Mubarak's regime likewise attempted to concede political space “in order to maintain it” (196). It granted greater speech rights-even allowing public protest in an effort to showcase the liberties now afforded to Egyptians. Ahmed Ezz, a now-jailed billionaire crony of Gamal Mubarak, told Dobson in late 2010, “Why are people not rebelling? Why are they not coming out in millions when political freedoms are being discussed by the opposition? Why? Because Egyptians feel free. The freedom that they want is there. The freedom of expression, the freedom to join parties, the freedom to bring Ahmed Ezz, who people perceive to be someone with some influence, and grill him and send him to hell if need be… Egyptians feel free” (205). The government dabbled in but did not master this art, and the freedoms the regime afforded its citizens played a role in its demise-by, for example, allowing mass protests to become far more common than they had once been.
Some of the regimes Dobson explores seem to have adapted well to authoritarian rule in the twenty-first century, maintaining subtle yet frightening coercive mechanisms. But on the other hand, Egypt demonstrates how anti-regime activists, empowered by new technologies, may be able to topple some governments that once appeared immovable. It is thus difficult to say whether the authoritarians or their foes will have the upper hand.
Two final points are worth making, points that Dobson does not touch upon but that are relevant to evaluating the ongoing struggle between authoritarian rule and the push for political freedom. First, in writing about anti-regime activists' learning curve, Dobson emphasizes that they have become more effective organizers. Organizing can be used for good or for ill: though the activists with whom Dobson interacts seem well-intentioned, Tunisia's salafis and Somalia's al Shabaab are activists and organizers of a different stripe. On a milder but still malign note, social media organizing techniques were put to powerful use in the riots that rocked Britain for four days in August 2011. An important article in Wired lucidly explained the role of BlackBerry Messenger in stoking that unrest, and the advantages that hyper-networked rioters enjoyed over the beleaguered police trying to stop them. Breakthroughs in organizing techniques may seem at first blush to tilt in favor of liberal democrats, but the reality is murkier.
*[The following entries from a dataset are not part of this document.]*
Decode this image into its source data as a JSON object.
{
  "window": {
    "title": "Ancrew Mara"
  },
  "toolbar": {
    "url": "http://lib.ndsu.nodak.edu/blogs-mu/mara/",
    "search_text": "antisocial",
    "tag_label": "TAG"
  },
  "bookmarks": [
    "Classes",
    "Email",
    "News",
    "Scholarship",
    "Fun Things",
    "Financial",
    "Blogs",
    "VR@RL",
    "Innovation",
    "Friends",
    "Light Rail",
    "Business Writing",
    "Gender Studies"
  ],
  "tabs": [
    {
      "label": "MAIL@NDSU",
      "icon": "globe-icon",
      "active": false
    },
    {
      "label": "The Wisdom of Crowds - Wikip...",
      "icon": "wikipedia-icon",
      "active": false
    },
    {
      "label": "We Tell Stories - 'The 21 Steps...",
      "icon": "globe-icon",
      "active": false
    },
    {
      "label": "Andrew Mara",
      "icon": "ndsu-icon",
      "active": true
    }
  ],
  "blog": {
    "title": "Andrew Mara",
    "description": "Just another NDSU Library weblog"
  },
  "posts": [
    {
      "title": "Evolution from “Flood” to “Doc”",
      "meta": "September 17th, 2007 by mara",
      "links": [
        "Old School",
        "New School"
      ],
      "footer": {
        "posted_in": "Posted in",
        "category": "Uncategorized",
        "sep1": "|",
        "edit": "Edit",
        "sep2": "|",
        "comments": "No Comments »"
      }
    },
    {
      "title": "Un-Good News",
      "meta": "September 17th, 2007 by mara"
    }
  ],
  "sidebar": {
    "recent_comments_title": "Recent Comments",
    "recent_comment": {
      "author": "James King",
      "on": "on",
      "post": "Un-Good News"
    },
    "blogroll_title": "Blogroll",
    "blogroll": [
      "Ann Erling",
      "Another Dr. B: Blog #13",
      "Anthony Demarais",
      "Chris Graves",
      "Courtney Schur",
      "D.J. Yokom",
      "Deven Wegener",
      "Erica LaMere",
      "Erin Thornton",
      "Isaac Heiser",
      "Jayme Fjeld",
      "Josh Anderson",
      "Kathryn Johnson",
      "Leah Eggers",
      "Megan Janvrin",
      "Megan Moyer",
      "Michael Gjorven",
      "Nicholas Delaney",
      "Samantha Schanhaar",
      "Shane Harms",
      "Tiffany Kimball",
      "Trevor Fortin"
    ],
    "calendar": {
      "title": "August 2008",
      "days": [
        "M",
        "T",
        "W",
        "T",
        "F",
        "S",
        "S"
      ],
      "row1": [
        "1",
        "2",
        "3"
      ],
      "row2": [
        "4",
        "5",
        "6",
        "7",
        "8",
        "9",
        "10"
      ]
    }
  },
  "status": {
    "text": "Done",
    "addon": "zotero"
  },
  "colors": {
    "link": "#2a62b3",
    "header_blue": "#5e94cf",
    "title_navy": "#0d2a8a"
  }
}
Second, might today's activists become tomorrow's authoritarians? Though many activists possess democratic aspirations, not all factions that oppose oppressive regimes are liberal; nor would all of them represent clear improvements. One can recall the high expectations of outside observers when Iran's shah was overthrown-only to have him replaced by a murderous theocracy. If today's revolutionaries become tomorrow's autocrats, their experiences will help them further advance along the dictator's learning curve as they attempt to ensure continued power even in the face of the revolutionary playbook that was once their own.